Five and a half laps round the deck equals one mile, or so the sign states. They only thing it doesn’t say is that when it’s blowing 40 MPH outside, one side of that lap is impossible, the other side, well let’s just say you don’t need to try too hard to accomplish your goal. We walked a mile. We walked another mile and then, out of nowhere, the fog lifted, the sun, still hidden, refused to come out, but I could have sworn out of the corner of my right eye on the port side, the easy side, with the wind behind up, I spotted a whale funnel. I looked again and then stopped. By now there were two, perhaps more, and then it happened. An Orca appeared!! If you look closely at the picture below, this is exactly how it occurred.

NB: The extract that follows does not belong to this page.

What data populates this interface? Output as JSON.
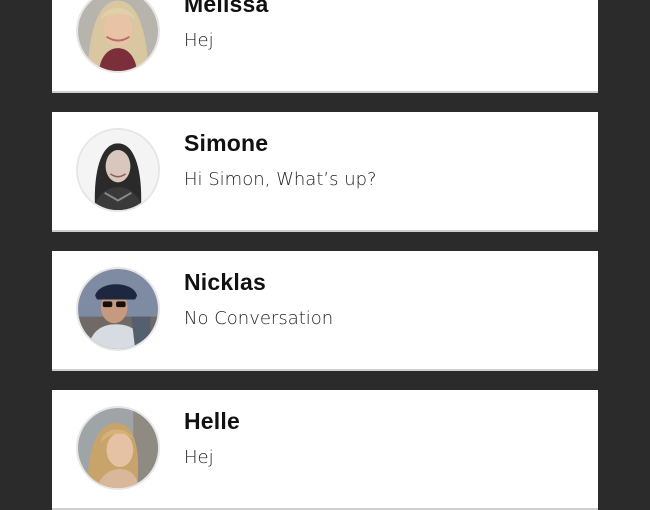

I was really in heaven. I’d come to see whales, eagles, and bears, and here was my first whale. There were lots of them passing by, all moving with grace and at speed. All Orcas. Before we knew it, everyone was watching, and after about ten minutes, the crowd just dissipated, in favor of? You guessed it, more food. This was wonderful. To be positioned in the middle of the ocean with land at least a full day from where we now sailed and to be surrounded by whales, well, just maybe this cruise wouldn’t be so bad after all? Perhaps we were being hasty with our decision to leave? Perhaps the first sighting is the best and then after that it becomes boring? Maybe that’s why the majority of guests just retreated back into the buffet? No matter what, we stood mesmerized and momentarily happy. This experience was certainly different, it was cold, windy and it was desolate, but I was completely warm inside, and so was my feeling of accomplishment.

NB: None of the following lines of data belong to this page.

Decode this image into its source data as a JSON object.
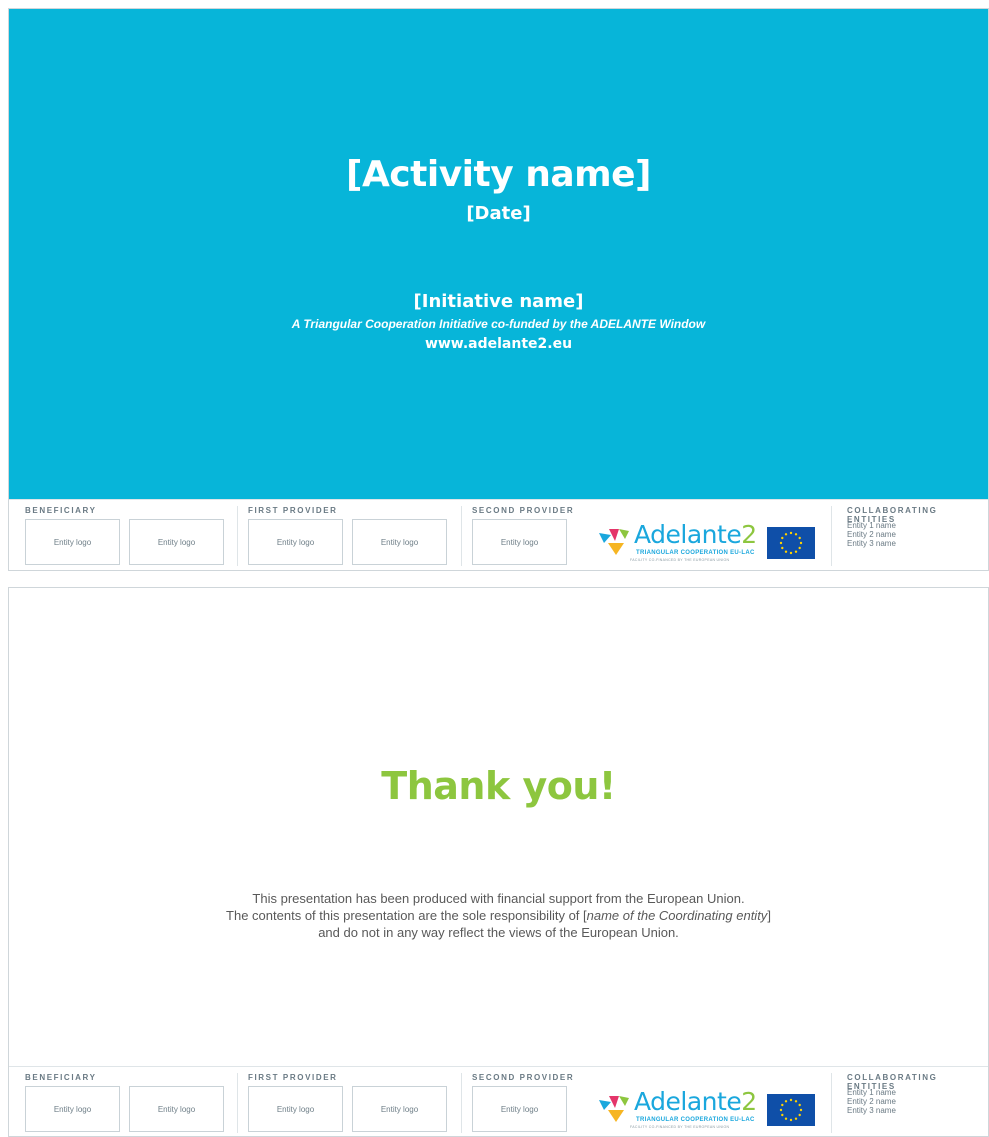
{
  "slide1": {
    "title": "[Activity name]",
    "date": "[Date]",
    "initiative": "[Initiative name]",
    "subtitle": "A Triangular Cooperation Initiative co-funded by the ADELANTE Window",
    "website": "www.adelante2.eu",
    "background_color": "#07b5d9"
  },
  "slide2": {
    "thanks": "Thank you!",
    "disclaimer_line1": "This presentation has been produced with financial support from the European Union.",
    "disclaimer_line2_pre": "The contents of this presentation are the sole responsibility of [",
    "disclaimer_line2_em": "name of the Coordinating entity",
    "disclaimer_line2_post": "]",
    "disclaimer_line3": "and do not in any way reflect the views of the European Union.",
    "thanks_color": "#8dc63f"
  },
  "footer": {
    "beneficiary_label": "BENEFICIARY",
    "first_provider_label": "FIRST PROVIDER",
    "second_provider_label": "SECOND PROVIDER",
    "collaborating_label": "COLLABORATING ENTITIES",
    "entity_logo": "Entity logo",
    "entities": [
      "Entity 1 name",
      "Entity 2 name",
      "Entity 3 name"
    ],
    "brand_name": "Adelante",
    "brand_number": "2",
    "brand_tagline": "TRIANGULAR COOPERATION EU-LAC",
    "brand_subtagline": "FACILITY CO-FINANCED BY THE EUROPEAN UNION",
    "brand_color": "#1aa7dd",
    "eu_flag_color": "#0f4fa8"
  }
}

Another mile round the deck and then lunch. The whales had gone, the fog was back and we still had 26 hours until landfall. Perhaps it was time to check emails or perhaps it was just time to reflect on what had been a close encounter of the whale kind. I decided email it was, and so, armed with the thought of paying a fortune to get on-line (we had been warned in advance) I returned to my state-room, turned on my Ipad and hooked up to the internet at $1 per minute plus connection charges. It wasn’t too long before the temptation to book a hotel in Juneau and a flight back to San Jose, took center stage once again, and robbed me of any idea I had of remaining transfixed to the study of Alaskan whale behavior for any longer that I had to. Land was calling, and land it would be. Time to execute our exit strategy.